I have succesfully modeled a modem using floating-point data and with the following scheme, where the SRRC filter has gain G=6dB.
Modulator -> SRRC(UPx4) -> D/A -> Channel -> A/D -> AGC -> SRRC(DOWNx2) -> Remaining receiver blocks
The modulator outputs full-scale (-1 to +1) I/Q values and at the receiver I'm getting a signal whose power is 1/4=0.25W as expected, the digital AGC uses that value as target, and after the other filter I do get back a more-or-less unitary-energy signal. The reason to keep the ADC there is to provide the other blocks (e.g. Gardner synchronizer) with a signal whose amplitude is almost unitary.
Now, I'm not sure this is the best way to structure the TX/RX chain but I'm pretty sure this set-up won't fly that well when converted to fixed-point arithmetic: what I'm afraid of is that the AGC/SRRC combination as devised may cause the signal to clip/overflow and thus degrade the receiver performance. Is there a better and perhaps wiser way of designing the receiver chain? Use normalized filters?
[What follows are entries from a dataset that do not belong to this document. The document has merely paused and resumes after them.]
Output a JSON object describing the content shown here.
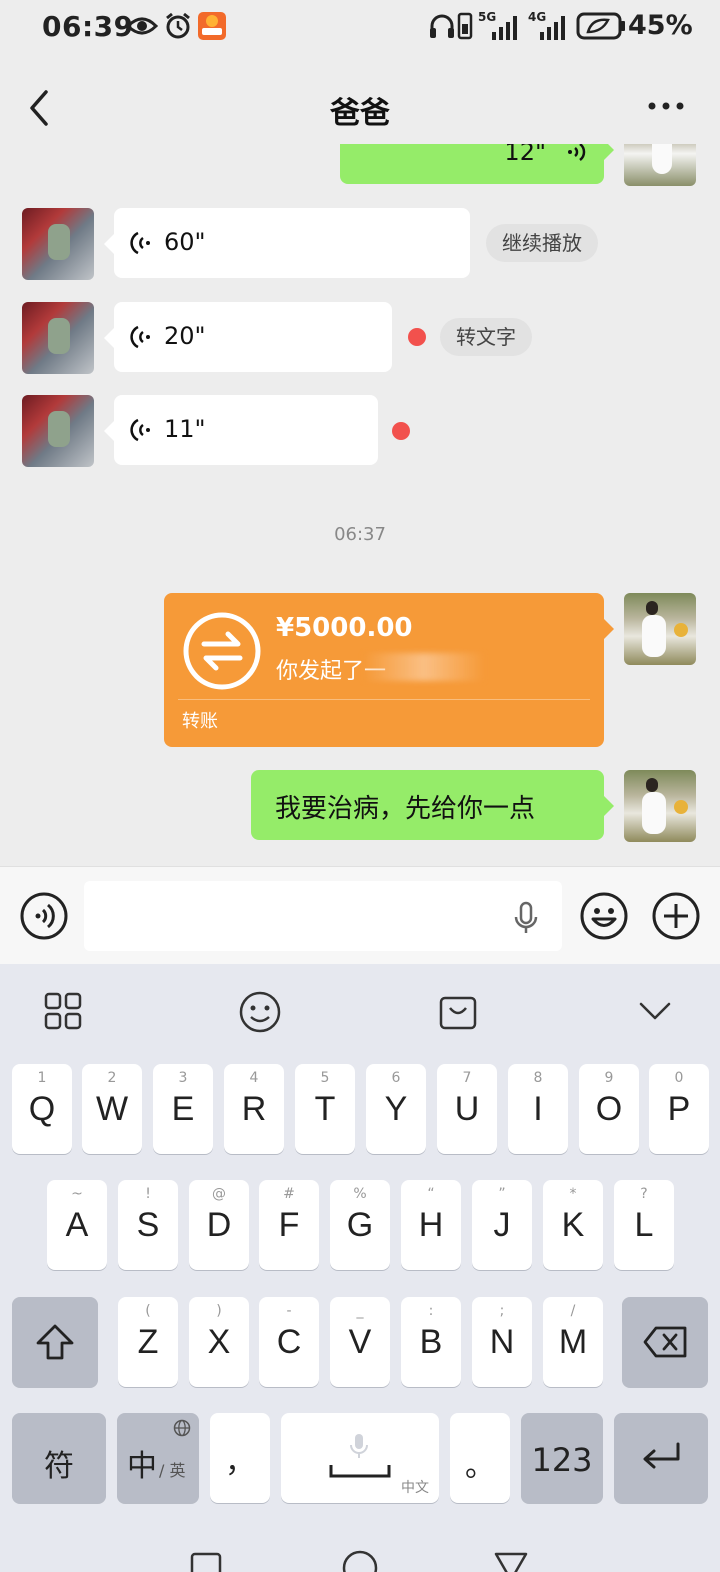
{
  "status_bar": {
    "time": "06:39",
    "network_1": "5G",
    "network_2": "4G",
    "battery": "45%"
  },
  "header": {
    "title": "爸爸",
    "back_icon": "chevron-left-icon",
    "more_icon": "more-dots-icon"
  },
  "chat": {
    "partial_message": {
      "duration": "12\""
    },
    "voice_messages": [
      {
        "duration": "60\"",
        "action": "继续播放"
      },
      {
        "duration": "20\"",
        "action": "转文字"
      },
      {
        "duration": "11\""
      }
    ],
    "timestamp": "06:37",
    "transfer": {
      "amount": "¥5000.00",
      "description": "你发起了一",
      "label": "转账"
    },
    "text_message": "我要治病，先给你一点"
  },
  "input_bar": {
    "voice_toggle_icon": "voice-toggle-icon",
    "mic_icon": "microphone-icon",
    "emoji_icon": "emoji-icon",
    "plus_icon": "plus-icon"
  },
  "keyboard": {
    "toolbar_icons": [
      "grid-apps-icon",
      "smile-icon",
      "shopping-bag-icon",
      "collapse-chevron-icon"
    ],
    "row1": [
      {
        "letter": "Q",
        "hint": "1"
      },
      {
        "letter": "W",
        "hint": "2"
      },
      {
        "letter": "E",
        "hint": "3"
      },
      {
        "letter": "R",
        "hint": "4"
      },
      {
        "letter": "T",
        "hint": "5"
      },
      {
        "letter": "Y",
        "hint": "6"
      },
      {
        "letter": "U",
        "hint": "7"
      },
      {
        "letter": "I",
        "hint": "8"
      },
      {
        "letter": "O",
        "hint": "9"
      },
      {
        "letter": "P",
        "hint": "0"
      }
    ],
    "row2": [
      {
        "letter": "A",
        "hint": "~"
      },
      {
        "letter": "S",
        "hint": "!"
      },
      {
        "letter": "D",
        "hint": "@"
      },
      {
        "letter": "F",
        "hint": "#"
      },
      {
        "letter": "G",
        "hint": "%"
      },
      {
        "letter": "H",
        "hint": "“"
      },
      {
        "letter": "J",
        "hint": "”"
      },
      {
        "letter": "K",
        "hint": "*"
      },
      {
        "letter": "L",
        "hint": "?"
      }
    ],
    "row3": [
      {
        "letter": "Z",
        "hint": "("
      },
      {
        "letter": "X",
        "hint": ")"
      },
      {
        "letter": "C",
        "hint": "-"
      },
      {
        "letter": "V",
        "hint": "_"
      },
      {
        "letter": "B",
        "hint": ":"
      },
      {
        "letter": "N",
        "hint": ";"
      },
      {
        "letter": "M",
        "hint": "/"
      }
    ],
    "bottom": {
      "symbols": "符",
      "lang_main": "中",
      "lang_alt": "/ 英",
      "comma": "，",
      "space_hint": "中文",
      "period": "。",
      "numbers": "123"
    }
  },
  "colors": {
    "accent_green": "#95ec69",
    "transfer_orange": "#f69a38",
    "unread_red": "#f2514d"
  }
}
Use a different target value for the AGC?
The bit-growth caused by the two SRRC filters doesn't worry me, the plan is to compute the result with higher precision and then round/truncate it to 16-bit.
I'm also considering to lower a little the AGC target level, instead of targeting 1/4 of the quantized power scale the reference could be moved to a smaller value (e.g. 1.25) and reduce the chances of clipping.
I'm pretty new to all this DSP stuff so please bear with me, I'm trying to learn as much as possible while also trying to get a product out of the door :)